THE Lake District’s enviable landscapes and stunning scenery are proving to be a pull for people flocking to now settle there.

During lockdown people have been searching for a new place to live - and the Lake District has been named among the most popular destinations for relocation.

The physical and health benefits of living in an area with World Heritage Status has seen the Lakes named as one of the top ten places people are thinking of moving to. The area ranks at number four on the list, behind Cornwall, Devon and Yorkshire, says new research from online mortgage broker Trussle.

“Since Covid-19 and the lockdown, some people working from home are appreciating the benefits. It’s not just reducing time and cost of a commute; it’s about reducing stress and improving the work/life balance. Working from home has significant gains and there is an enthusiasm for spending more time outdoors, with its associated physical and mental health benefit,” says Chris Edmunds, director at Rural Surveyors, Davidson and Robertson, based in their Cockermouth office.

Enquiries are now coming in, says Mr Edmunds, for properties that sit within a few hours of major cities like Manchester, Liverpool and Newcastle. “In the last couple of weeks alone, we’ve had calls from potential buyers looking for rural properties in Cumbria, Northumberland and Dumfries and Galloway. The desire to relocate is unlikely to be short term, and moving forward, digital connectivity is going to become more important so they can cut their commute and work from home. Connectivity is something we’re always asked about and it’s improving all the time across the Lake District.”

He added: “At the start of this year, demand for lifestyle property in Cumbria and the Lakes continued to be steady, especially those with manageable amounts of land and well located with good access. We have been acting for buyers and sellers of open market and privately available property and last year, saw offers averaging 28 percent over asking price for all properties sold. Row Farm at Cleator is a prime example, the 15-acre smallholding attracted very strong interest from lifestyle buyers in West Cumbria and was sold for 15 percent over the guide price,” said Mr Edmunds.

Douglas Chalmers, chief executive at Friends of the Lake District said there seemed to be a growing appreciation of the great outdoors, the benefits of physical exercise, and the feeling of freedom and of spiritual renewal gained from open-air recreation. “This was also felt in the early 20th century in response to widespread industrialisation and urban lifestyles, and then the privations that World War Two imposed, all of which led to the creation of our national parks,” said Mr Chalmers.

He added: “We have all been reminded how important our connection to nature really is. Our countryside has been out of bounds to so many, just when their physical and mental wellbeing would benefit most.

“If the idea of relocation does indeed materialise, new families do move into rural communities and become properly involved, they may bring much needed additional vitality and energy, especially if they are generating income by working remotely that has little or no impact on the environment.

"Our hope is that when our national parks are fully open again, welcoming visitors or those looking for a more permanent relocation, people will retain this appreciation of the landscape, what it does for us how much better it can make us feel.

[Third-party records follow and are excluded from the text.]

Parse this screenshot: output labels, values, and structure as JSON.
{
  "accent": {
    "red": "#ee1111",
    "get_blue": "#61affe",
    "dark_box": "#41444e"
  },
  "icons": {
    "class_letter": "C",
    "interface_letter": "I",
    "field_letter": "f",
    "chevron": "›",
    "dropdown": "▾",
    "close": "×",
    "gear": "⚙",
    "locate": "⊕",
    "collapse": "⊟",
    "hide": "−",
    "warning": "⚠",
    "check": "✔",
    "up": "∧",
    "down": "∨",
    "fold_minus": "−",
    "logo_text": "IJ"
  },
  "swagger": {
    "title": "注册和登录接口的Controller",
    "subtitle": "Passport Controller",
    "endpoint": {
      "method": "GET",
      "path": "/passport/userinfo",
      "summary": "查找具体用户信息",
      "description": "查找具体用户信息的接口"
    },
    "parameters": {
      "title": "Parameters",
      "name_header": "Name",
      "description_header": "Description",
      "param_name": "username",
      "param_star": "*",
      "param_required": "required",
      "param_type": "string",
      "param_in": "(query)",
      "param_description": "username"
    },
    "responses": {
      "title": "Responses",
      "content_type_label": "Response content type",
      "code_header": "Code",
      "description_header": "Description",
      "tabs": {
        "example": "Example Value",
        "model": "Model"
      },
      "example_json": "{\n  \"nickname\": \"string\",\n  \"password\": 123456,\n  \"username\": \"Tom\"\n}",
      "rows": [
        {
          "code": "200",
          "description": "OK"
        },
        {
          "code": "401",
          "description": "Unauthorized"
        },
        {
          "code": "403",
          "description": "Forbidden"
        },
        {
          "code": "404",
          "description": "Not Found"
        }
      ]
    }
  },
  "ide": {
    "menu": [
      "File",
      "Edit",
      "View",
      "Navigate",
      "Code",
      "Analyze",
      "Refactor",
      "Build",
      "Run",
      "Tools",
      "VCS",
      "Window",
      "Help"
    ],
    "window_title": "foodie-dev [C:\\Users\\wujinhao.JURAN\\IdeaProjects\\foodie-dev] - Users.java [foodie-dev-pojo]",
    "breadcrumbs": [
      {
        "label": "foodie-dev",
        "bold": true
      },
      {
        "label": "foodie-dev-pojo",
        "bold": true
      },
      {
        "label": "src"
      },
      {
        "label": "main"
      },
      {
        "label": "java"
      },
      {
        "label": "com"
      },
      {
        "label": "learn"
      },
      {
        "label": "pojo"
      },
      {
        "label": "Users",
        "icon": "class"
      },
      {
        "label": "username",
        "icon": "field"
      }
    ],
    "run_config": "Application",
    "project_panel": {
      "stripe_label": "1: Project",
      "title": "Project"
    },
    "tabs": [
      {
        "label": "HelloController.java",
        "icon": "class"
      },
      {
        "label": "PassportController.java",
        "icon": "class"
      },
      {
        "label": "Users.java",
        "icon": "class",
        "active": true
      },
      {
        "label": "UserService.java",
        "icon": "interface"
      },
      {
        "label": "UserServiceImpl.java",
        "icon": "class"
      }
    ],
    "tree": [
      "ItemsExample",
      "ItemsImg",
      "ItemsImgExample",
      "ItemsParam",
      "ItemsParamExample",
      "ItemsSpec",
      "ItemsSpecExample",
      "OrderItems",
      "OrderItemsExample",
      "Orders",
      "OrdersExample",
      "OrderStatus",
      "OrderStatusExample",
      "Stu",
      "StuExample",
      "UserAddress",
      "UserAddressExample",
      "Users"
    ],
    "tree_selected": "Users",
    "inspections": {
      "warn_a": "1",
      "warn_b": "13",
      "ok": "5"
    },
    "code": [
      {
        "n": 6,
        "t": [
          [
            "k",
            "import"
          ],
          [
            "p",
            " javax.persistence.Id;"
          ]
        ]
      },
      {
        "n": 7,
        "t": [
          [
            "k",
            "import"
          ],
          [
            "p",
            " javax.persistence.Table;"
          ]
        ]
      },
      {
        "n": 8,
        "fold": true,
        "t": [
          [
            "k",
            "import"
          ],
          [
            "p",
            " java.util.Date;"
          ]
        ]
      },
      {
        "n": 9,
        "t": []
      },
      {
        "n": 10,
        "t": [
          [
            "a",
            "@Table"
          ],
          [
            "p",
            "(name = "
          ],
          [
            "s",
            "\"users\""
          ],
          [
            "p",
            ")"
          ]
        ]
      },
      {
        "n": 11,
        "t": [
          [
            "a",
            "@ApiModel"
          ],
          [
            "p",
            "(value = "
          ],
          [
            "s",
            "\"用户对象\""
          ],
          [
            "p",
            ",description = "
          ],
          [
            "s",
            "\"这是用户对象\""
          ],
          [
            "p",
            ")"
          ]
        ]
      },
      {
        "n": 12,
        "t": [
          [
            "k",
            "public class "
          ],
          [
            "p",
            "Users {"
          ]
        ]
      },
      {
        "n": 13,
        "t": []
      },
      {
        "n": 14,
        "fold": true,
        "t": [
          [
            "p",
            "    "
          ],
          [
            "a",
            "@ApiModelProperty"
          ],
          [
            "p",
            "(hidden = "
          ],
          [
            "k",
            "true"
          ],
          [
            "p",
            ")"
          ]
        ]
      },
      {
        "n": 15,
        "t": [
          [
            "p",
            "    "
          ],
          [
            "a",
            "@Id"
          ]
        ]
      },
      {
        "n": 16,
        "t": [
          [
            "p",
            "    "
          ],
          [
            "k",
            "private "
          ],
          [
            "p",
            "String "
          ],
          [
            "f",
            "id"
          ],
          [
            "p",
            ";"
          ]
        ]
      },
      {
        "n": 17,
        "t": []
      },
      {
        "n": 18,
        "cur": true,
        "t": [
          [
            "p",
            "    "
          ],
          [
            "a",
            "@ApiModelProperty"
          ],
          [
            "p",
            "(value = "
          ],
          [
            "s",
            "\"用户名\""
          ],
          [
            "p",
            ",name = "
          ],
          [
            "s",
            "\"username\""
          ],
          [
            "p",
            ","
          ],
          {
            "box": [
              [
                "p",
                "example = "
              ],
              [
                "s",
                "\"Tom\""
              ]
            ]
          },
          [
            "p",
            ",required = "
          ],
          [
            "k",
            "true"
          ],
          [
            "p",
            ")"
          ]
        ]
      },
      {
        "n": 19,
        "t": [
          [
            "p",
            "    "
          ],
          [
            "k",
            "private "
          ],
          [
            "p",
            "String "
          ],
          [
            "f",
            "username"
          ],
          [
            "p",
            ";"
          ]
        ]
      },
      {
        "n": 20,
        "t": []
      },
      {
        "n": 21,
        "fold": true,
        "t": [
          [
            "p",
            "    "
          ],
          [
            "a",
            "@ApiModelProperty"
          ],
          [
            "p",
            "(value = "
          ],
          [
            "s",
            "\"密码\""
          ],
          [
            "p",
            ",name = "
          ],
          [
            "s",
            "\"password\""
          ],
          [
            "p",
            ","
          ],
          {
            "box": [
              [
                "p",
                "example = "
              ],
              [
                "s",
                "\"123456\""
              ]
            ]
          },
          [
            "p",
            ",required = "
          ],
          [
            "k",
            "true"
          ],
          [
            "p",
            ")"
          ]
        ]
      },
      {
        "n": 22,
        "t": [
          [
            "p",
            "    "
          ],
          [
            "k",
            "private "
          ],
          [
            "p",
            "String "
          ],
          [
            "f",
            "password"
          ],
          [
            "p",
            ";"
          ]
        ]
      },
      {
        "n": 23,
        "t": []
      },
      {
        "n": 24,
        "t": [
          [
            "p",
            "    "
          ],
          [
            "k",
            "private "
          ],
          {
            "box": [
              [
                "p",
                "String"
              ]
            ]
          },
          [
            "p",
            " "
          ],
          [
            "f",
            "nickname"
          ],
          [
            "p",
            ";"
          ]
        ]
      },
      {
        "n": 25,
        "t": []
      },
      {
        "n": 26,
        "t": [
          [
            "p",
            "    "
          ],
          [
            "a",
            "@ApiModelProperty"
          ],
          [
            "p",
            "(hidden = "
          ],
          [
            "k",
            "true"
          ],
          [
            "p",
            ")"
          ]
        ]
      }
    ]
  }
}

There may be less of a cry for more artificial attractions within these special areas, and a rekindled understanding that the place itself can thrill in its own way and enhance our health and spirits”.